On an ancillary note, I would say that New Yorkers would get additional pleasure from this dark tale since our subway system has the same history of mysterious abandoned stations, all of which have been paved over for years. I recommend a look at “NYC’s Most Insane Abandoned Subway Stations” to get an idea of what our own Ruritania might have looked like. I also recommend a documentary titled “Dark Days” about the encampment of homeless people in the Amtrak tunnels that I reviewed in 2000:
Against insurmountable odds, a 21 year old Englishman named Marc Singer descended into the cavernous train tunnels beneath the Amtrak station in midtown Manhattan five years ago with a 16 mm camera. His goal: to make a documentary about the homeless people who had taken shelter in these lower depths. He is a Maxim Gorky for our era. Trying to avoid the inhumane city-sponsored shelters that had become a scandal in the press, they constructed “homes” made of scavenged building materials and filled them with the amenities of middle-class life, including pets and television sets (electrical power was tapped from lines in the tunnel.)
Not only did these fearsome people living in fearsome conditions open their lives up to the novice film-maker, they provided the crew, learning as they went along, much as he did. A profile on Singer in the NY Times reveals the kind of creativity that went into the production. “When they needed a dolly, they built one using an old grocery cart and an abandoned stretch of rail. They ran cable underground, hooked up to whatever power source they could find, and for lighting used hand-held floodlights mounted on metal crosses. He gave a dozen of the homeless — three of whom died before the film could be released — part ownership in the film, so they stand to profit if it makes money.”

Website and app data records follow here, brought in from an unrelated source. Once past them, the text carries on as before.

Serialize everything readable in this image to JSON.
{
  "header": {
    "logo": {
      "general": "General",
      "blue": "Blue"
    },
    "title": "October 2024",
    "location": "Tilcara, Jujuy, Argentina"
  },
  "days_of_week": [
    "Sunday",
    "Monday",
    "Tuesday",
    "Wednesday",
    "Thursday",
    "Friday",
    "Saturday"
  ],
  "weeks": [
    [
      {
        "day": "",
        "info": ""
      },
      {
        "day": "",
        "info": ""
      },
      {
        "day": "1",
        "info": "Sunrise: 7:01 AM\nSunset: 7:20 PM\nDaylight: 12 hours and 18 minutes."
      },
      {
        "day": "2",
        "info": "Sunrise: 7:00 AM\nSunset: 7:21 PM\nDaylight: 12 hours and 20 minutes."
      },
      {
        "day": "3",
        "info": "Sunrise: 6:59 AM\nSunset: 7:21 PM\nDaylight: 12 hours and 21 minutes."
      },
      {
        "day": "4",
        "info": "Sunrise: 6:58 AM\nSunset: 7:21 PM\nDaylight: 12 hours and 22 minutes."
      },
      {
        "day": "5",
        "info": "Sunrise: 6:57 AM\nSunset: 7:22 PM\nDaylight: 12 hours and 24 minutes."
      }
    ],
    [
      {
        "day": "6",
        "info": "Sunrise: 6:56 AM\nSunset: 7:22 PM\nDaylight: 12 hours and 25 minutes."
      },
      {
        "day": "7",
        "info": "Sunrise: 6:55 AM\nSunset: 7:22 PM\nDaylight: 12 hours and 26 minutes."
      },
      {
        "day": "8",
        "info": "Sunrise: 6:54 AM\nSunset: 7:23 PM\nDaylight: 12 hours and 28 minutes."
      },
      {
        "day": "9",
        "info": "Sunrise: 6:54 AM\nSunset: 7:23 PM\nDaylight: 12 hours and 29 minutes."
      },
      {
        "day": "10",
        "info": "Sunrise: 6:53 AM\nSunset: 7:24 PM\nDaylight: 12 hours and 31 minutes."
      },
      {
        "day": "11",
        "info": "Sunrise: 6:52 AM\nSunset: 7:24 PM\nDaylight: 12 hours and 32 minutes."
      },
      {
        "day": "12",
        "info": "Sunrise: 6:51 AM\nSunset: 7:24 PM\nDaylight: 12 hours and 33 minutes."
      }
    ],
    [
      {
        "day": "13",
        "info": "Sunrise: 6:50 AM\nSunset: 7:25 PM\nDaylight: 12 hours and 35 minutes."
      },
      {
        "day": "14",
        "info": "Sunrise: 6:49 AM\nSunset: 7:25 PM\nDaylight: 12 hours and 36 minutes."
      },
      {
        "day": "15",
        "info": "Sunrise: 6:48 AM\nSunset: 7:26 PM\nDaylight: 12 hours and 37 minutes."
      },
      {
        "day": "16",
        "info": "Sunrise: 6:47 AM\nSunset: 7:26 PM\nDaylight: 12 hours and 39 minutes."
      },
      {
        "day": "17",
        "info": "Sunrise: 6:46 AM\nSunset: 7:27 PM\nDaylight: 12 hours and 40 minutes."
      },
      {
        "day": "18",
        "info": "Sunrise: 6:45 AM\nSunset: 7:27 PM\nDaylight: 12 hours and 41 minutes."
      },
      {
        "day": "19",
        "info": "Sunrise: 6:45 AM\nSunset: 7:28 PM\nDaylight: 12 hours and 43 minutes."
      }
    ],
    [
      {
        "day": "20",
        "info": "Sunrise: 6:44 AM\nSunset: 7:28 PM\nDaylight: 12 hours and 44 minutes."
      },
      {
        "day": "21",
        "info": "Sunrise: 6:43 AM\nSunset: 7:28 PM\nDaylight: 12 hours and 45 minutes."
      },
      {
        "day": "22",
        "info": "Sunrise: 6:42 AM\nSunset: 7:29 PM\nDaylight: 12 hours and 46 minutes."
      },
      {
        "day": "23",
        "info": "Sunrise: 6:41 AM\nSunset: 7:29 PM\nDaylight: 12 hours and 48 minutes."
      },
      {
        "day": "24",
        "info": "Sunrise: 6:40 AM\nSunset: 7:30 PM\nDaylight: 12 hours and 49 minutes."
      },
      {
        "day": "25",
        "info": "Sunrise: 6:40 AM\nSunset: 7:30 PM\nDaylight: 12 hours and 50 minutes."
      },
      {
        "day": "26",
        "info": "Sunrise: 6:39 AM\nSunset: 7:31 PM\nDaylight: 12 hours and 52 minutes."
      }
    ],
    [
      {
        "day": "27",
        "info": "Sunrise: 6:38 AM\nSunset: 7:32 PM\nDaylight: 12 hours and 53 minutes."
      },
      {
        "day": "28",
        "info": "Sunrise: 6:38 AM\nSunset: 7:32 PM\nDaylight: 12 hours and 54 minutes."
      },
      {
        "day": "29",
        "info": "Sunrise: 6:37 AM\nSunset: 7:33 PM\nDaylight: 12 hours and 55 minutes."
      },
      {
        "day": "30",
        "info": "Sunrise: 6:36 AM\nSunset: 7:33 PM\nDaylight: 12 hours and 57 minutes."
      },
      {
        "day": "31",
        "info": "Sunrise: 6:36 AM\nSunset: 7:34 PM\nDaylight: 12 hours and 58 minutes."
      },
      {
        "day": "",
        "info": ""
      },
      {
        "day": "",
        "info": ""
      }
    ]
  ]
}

Despite the fact that most of these people survived by panhandling on the street, not a single piece of equipment was stolen. Furthermore, since Singer–not knowing any better–utilized an old-fashioned 16 mm camera rather than the modern digital video camera, the documentary has a more burnished and professional quality than one would expect. It succeeds not only as social commentary but as art.